The new government has made a commitment as part of the election promises to “invest up to $1.5 billion to drive the roll-out of a “fibre to the home” ultra-fast broadband network in New Zealand” – that is great news, as for the more than 853,000 broadband subscribers in NZ will atest having broadband is now a need-to-have rather than a nice-to-have, especially when for some reason you end up having to experience dial up again!!
Recent articles have indicated that the performance in the growth of broadband penetration in NZ positions ourselves in the top 6 countries for rate of growth, but as we all know fast growth often comes off a small base and the data from the OECD annual report (June 2008) shows that NZ ranks at #19 of the 30 countries for subscriber penetration at 20.4 subscribers per 100 inhabitants as the graph below shows.
Clearly being below the OECD average means we have a lot of catching up to do, however what is concerning in my judgment is the facts hidden in the makeup of the graph – what form of broadband do we have ? The graph above shows how dependent our broadband is on DSL – with very little cable and virtually no fibre.
This is the crux of the issue – if you believe broadband is reflective of DSL performance then we are failing to aspire to the vision of true broadband. Think of it this way – we here in NZ on our DSL lines (through copper wires) are experiencing the internet with the equivalent of a 1930 DC3 whilst the rest of the world is flying around in Concorde – the fact is that today the maximum speed that our major broadband supplier is able to offer us in Auckland is 7.6 Mbps and for that we have to pay between $49.95 and $79.95 – now compare that to Stockholm in Sweden, households there have a 100 Mbps fibre connection for the equivalent of $29! – 13 times the speed for almost half the cost. (By the way these are download speeds, let’s not start to examine upload speeds of just 128Kbps in NZ!)

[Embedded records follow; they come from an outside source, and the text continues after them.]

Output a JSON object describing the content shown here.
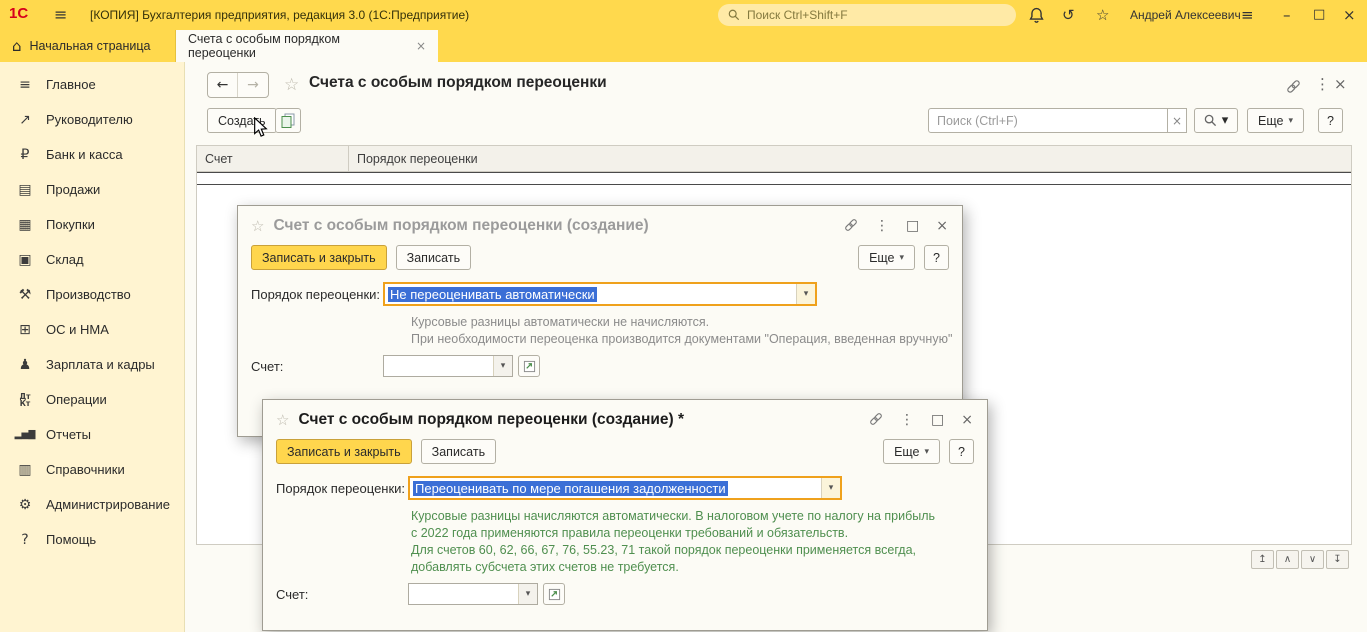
{
  "colors": {
    "brand_yellow": "#ffd94d",
    "sidebar_yellow": "#fff4d1",
    "selection_blue": "#3b6fd6",
    "hint_green": "#4f8f4f",
    "hint_gray": "#8b8b8b",
    "focus_orange": "#efa11c"
  },
  "icons": {
    "menu": "≡",
    "home": "⌂",
    "star": "☆",
    "history": "↺",
    "minimize": "–",
    "maximize": "□",
    "close": "×",
    "dots": "⋮",
    "back": "←",
    "forward": "→",
    "dropdown": "▾",
    "clear": "×",
    "nav_first": "↥",
    "nav_up": "∧",
    "nav_down": "∨",
    "nav_last": "↧"
  },
  "titlebar": {
    "logo": "1С",
    "title": "[КОПИЯ] Бухгалтерия предприятия, редакция 3.0  (1С:Предприятие)",
    "search_placeholder": "Поиск Ctrl+Shift+F",
    "user_name": "Андрей Алексеевич"
  },
  "tabs": [
    {
      "label": "Начальная страница"
    },
    {
      "label": "Счета с особым порядком переоценки"
    }
  ],
  "sidebar": [
    {
      "icon": "≡",
      "label": "Главное"
    },
    {
      "icon": "↗",
      "label": "Руководителю"
    },
    {
      "icon": "₽",
      "label": "Банк и касса"
    },
    {
      "icon": "▤",
      "label": "Продажи"
    },
    {
      "icon": "▦",
      "label": "Покупки"
    },
    {
      "icon": "▣",
      "label": "Склад"
    },
    {
      "icon": "⚒",
      "label": "Производство"
    },
    {
      "icon": "⊞",
      "label": "ОС и НМА"
    },
    {
      "icon": "♟",
      "label": "Зарплата и кадры"
    },
    {
      "icon": "Дт\nКт",
      "label": "Операции"
    },
    {
      "icon": "▂▅▇",
      "label": "Отчеты"
    },
    {
      "icon": "▥",
      "label": "Справочники"
    },
    {
      "icon": "⚙",
      "label": "Администрирование"
    },
    {
      "icon": "?",
      "label": "Помощь"
    }
  ],
  "list_form": {
    "title": "Счета с особым порядком переоценки",
    "create_button": "Создать",
    "search_placeholder": "Поиск (Ctrl+F)",
    "more_button": "Еще",
    "help_button": "?",
    "columns": [
      "Счет",
      "Порядок переоценки"
    ]
  },
  "dialogs": [
    {
      "title": "Счет с особым порядком переоценки (создание)",
      "save_close_button": "Записать и закрыть",
      "save_button": "Записать",
      "more_button": "Еще",
      "help_button": "?",
      "revaluation_label": "Порядок переоценки:",
      "revaluation_value": "Не переоценивать автоматически",
      "hint_lines": [
        "Курсовые разницы автоматически не начисляются.",
        "При необходимости переоценка производится документами \"Операция, введенная вручную\""
      ],
      "account_label": "Счет:"
    },
    {
      "title": "Счет с особым порядком переоценки (создание) *",
      "save_close_button": "Записать и закрыть",
      "save_button": "Записать",
      "more_button": "Еще",
      "help_button": "?",
      "revaluation_label": "Порядок переоценки:",
      "revaluation_value": "Переоценивать по мере погашения задолженности",
      "hint_lines": [
        "Курсовые разницы начисляются автоматически. В налоговом учете по налогу на прибыль",
        "с 2022 года применяются правила переоценки требований и обязательств.",
        "Для счетов 60, 62, 66, 67, 76, 55.23, 71 такой порядок переоценки применяется всегда,",
        "добавлять субсчета этих счетов не требуется."
      ],
      "account_label": "Счет:"
    }
  ]
}
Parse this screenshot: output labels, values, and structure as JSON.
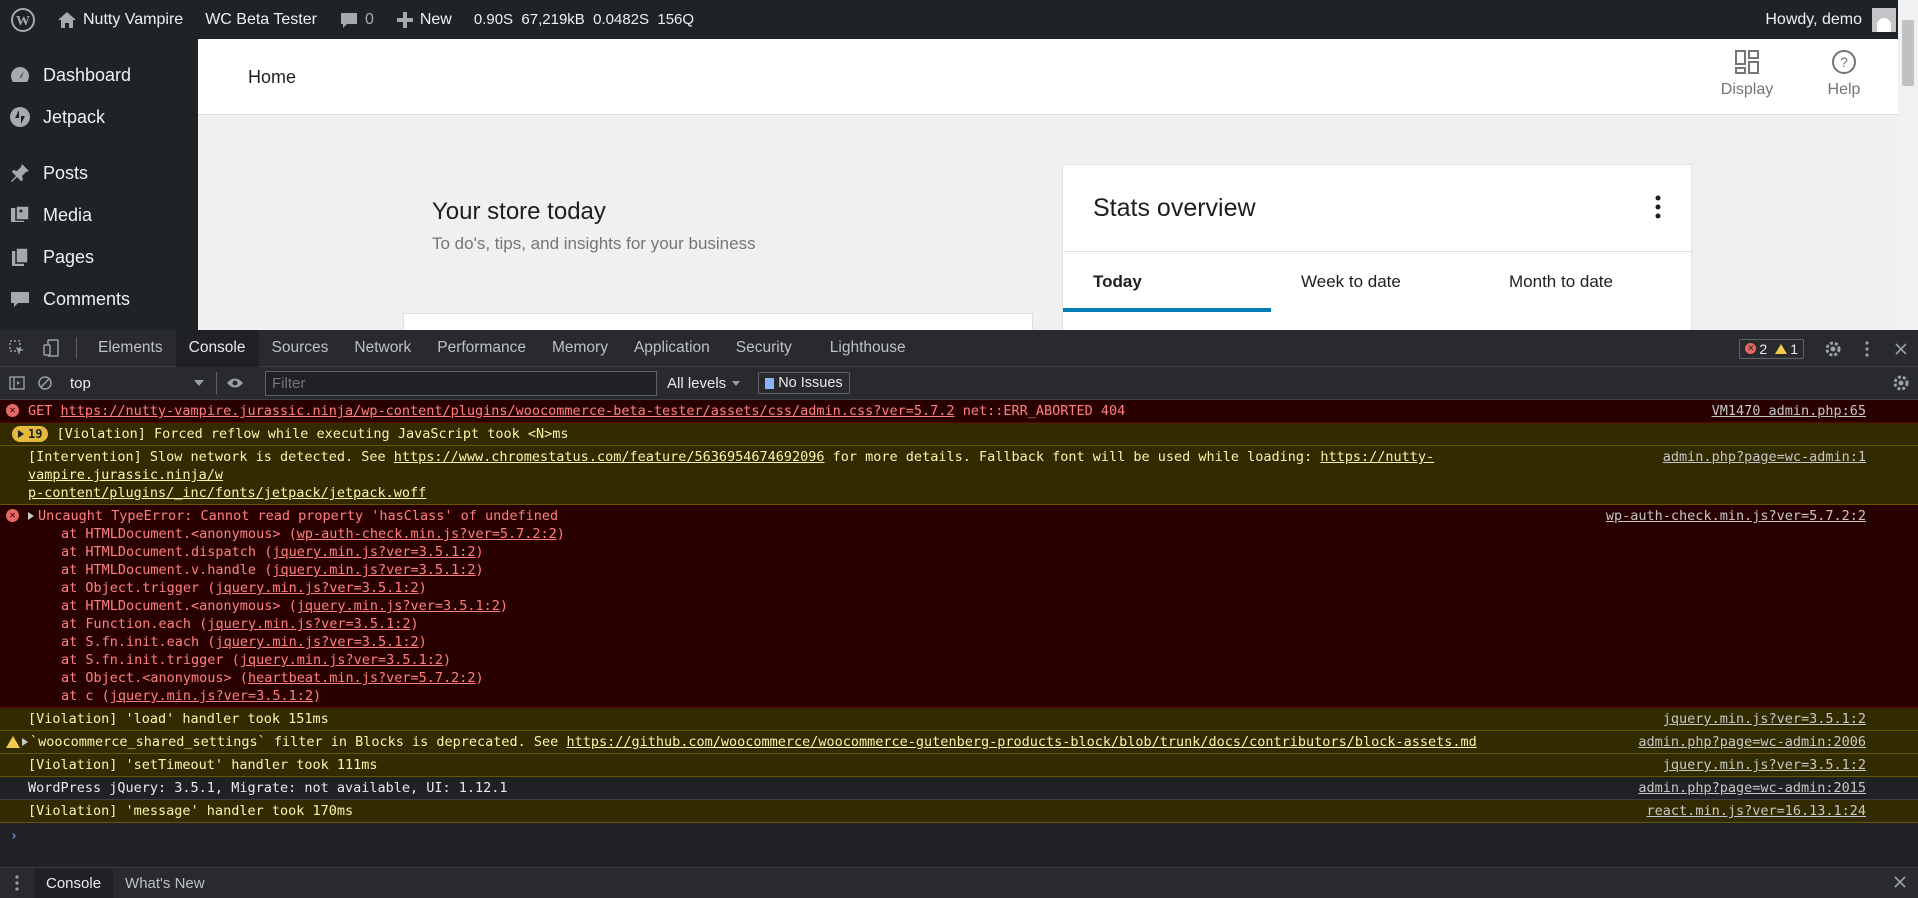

Not only that but the inhabitants of Stockholm (a city of similar size to Auckland) have the ability to switch broadband ISP provider at the click of a mouse as price competition is a reality with multiple providers.
The reason for this hyper-connected environment lies in the “dark fibre” as alluded to in the title of this blog post. I must admit a week ago I would have made the assumption on hearing the term that it referred to the next Batman movie – but no, it is in the judgment of Brough Turner (SVP and CTO, NMS Communications) that the key to unlocking broadband performance is in who owns the network of fibre cables that connect your house – which when unlit by a laser are called Dark Fibre. For as he states you own the right-of-way to your home and thereby you can allow all delivery trucks, postal and other service companies to attend to your needs, so it needs to be with the fibre connection.
Brough was a speaker at the Emerging Communications Conference in the US earlier this year and spoke to what he called “Own the Network – A Radical New Approach to Internet Connectivity“, I came across the presentation by way of IT Communications podcast and was motivated to listen a couple of times to fully appreciate the significance of this subject.
The critical issue is the recognition that the core infrastructure of dark fibre should not be left to the ISP providers to install rather it should be seen as a primary utility infrastructure much as with water and waste pipes and other services, thereby allowing more open competition to those who want to provide services to “light-up” the fibre. Now unbundling of the local telecommunications network in NZ is a move in this direction, but from reports this only applies to the existing copper wires. For our collective future we need to see more investment in fibre as this is the future of Information Communications.
Finally, it is not just super connected Sweden that outshines NZ – here is a comparison of other countries broadband services as compared to ours – hopefully with the new government’s planned to springboard us up the OECD ladder of broadband we will soon be connecting across the world at supersonic speed.